Dreams are often associated with goals. Each year while celebrating the birthday of Martin Luther King Jr. we are inspired by by his famous "I Have a Dream" speech. We also recognize that it was the hard work of Dr. King, other leaders, and Civil Rights Activists that made those dreams a reality. James Allen, author of As a Man Thinketh, says it best: “Dream lofty dreams, and as you dream, so you shall become. Your vision is the promise of what you shall one day be; your ideal is the prophecy of what you shall at last unveil.”
One can think of a dream as the final destination and goals the path taken to get there.
Dreams are important self-motivators and the fuel to fire our ambitions ... to help us reach our goals.
Langston Hughes reminds us to Hold Fast to Dreams , for without dreams there is nothing.
Dreams start at the library. A dream can start with a book, a literacy class, a lecture or access to a computer. Often it starts with a question ... Where would I find ... and could you help me? Librarians are fortunate to have the opportunity to help people pursue their dreams everyday. Our dream is to make the best place for you and your children.
Last week local author, Fran Cook, visited the library to share the craft of making dream catchers. Program attendees enjoyed creating works of art and learned about Native American culture. Dream catchers are often hung over beds while sleeping and said to be magical and protective.

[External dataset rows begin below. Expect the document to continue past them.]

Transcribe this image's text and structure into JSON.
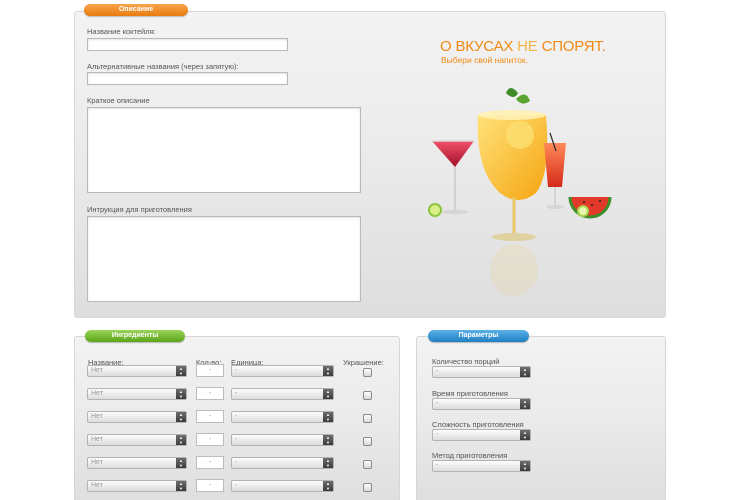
{
  "description": {
    "title": "Описание",
    "name_label": "Название коктейля:",
    "alt_names_label": "Альтернативные названия (через запятую):",
    "short_desc_label": "Краткое описание",
    "instructions_label": "Интрукция для приготовления"
  },
  "promo": {
    "slogan_part1": "О ",
    "slogan_part2": "ВКУСАХ ",
    "slogan_part3": "НЕ ",
    "slogan_part4": "СПОРЯТ.",
    "subtitle": "Выбери свой напиток."
  },
  "ingredients": {
    "title": "Ингредиенты",
    "col_name": "Название:",
    "col_qty": "Кол-во:",
    "col_unit": "Единица:",
    "col_garnish": "Украшение:",
    "rows": [
      {
        "name": "Нет",
        "qty": "-",
        "unit": "-"
      },
      {
        "name": "Нет",
        "qty": "-",
        "unit": "-"
      },
      {
        "name": "Нет",
        "qty": "-",
        "unit": "-"
      },
      {
        "name": "Нет",
        "qty": "-",
        "unit": "-"
      },
      {
        "name": "Нет",
        "qty": "-",
        "unit": "-"
      },
      {
        "name": "Нет",
        "qty": "-",
        "unit": "-"
      }
    ]
  },
  "params": {
    "title": "Параметры",
    "servings_label": "Количество порций",
    "servings_value": "-",
    "time_label": "Время приготовления",
    "time_value": "-",
    "difficulty_label": "Сложность приготовления",
    "difficulty_value": "-",
    "method_label": "Метод приготовления",
    "method_value": "-"
  },
  "colors": {
    "accent_orange": "#f08a14",
    "pill_orange": "#e87b0e",
    "pill_green": "#5aa517",
    "pill_blue": "#1f7fc2"
  }
}
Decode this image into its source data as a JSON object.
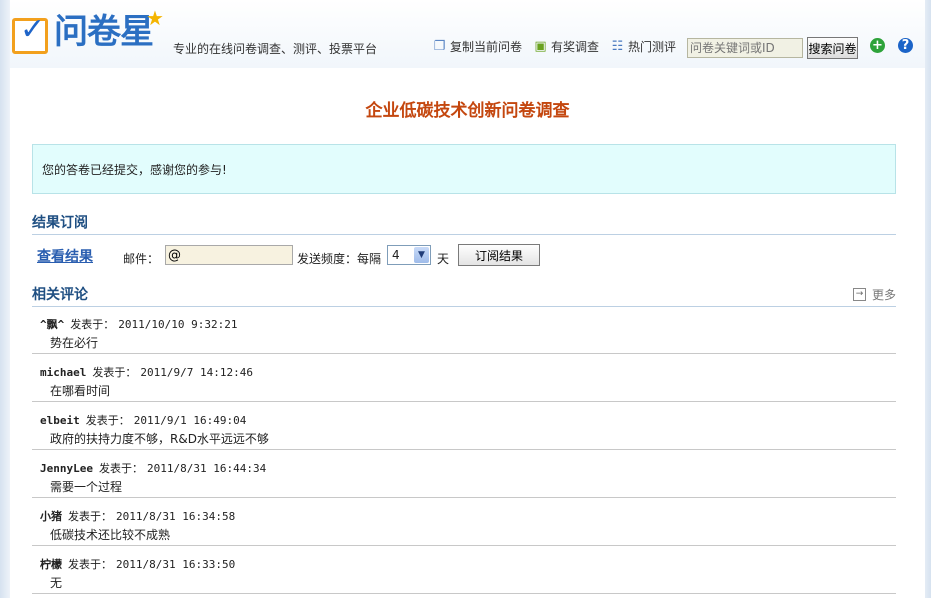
{
  "header": {
    "logo_text": "问卷星",
    "slogan": "专业的在线问卷调查、测评、投票平台",
    "links": [
      {
        "label": "复制当前问卷",
        "icon": "copy-icon"
      },
      {
        "label": "有奖调查",
        "icon": "gift-icon"
      },
      {
        "label": "热门测评",
        "icon": "list-icon"
      }
    ],
    "search_placeholder": "问卷关键词或ID",
    "search_button": "搜索问卷"
  },
  "main": {
    "title": "企业低碳技术创新问卷调查",
    "notice": "您的答卷已经提交，感谢您的参与!",
    "subscribe": {
      "heading": "结果订阅",
      "view_results": "查看结果",
      "email_label": "邮件：",
      "email_value": "@",
      "freq_label": "发送频度：每隔",
      "freq_value": "4",
      "day_label": "天",
      "button": "订阅结果"
    },
    "comments_section": {
      "heading": "相关评论",
      "more": "更多",
      "posted_label": "发表于：",
      "items": [
        {
          "user": "^飘^",
          "time": "2011/10/10 9:32:21",
          "text": "势在必行"
        },
        {
          "user": "michael",
          "time": "2011/9/7 14:12:46",
          "text": "在哪看时间"
        },
        {
          "user": "elbeit",
          "time": "2011/9/1 16:49:04",
          "text": "政府的扶持力度不够，R&D水平远远不够"
        },
        {
          "user": "JennyLee",
          "time": "2011/8/31 16:44:34",
          "text": "需要一个过程"
        },
        {
          "user": "小猪",
          "time": "2011/8/31 16:34:58",
          "text": "低碳技术还比较不成熟"
        },
        {
          "user": "柠檬",
          "time": "2011/8/31 16:33:50",
          "text": "无"
        }
      ]
    }
  }
}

The web-like designs are used to filter a sleeper's dreams. Nightmares are caught in the net, while good dreams are allowed to filter through, sliding down the feathered hoops into the sleeper's head. Fran made hoops for the dream catchers out of Forsythia branches and explained that a similar method was made for making snowshoes.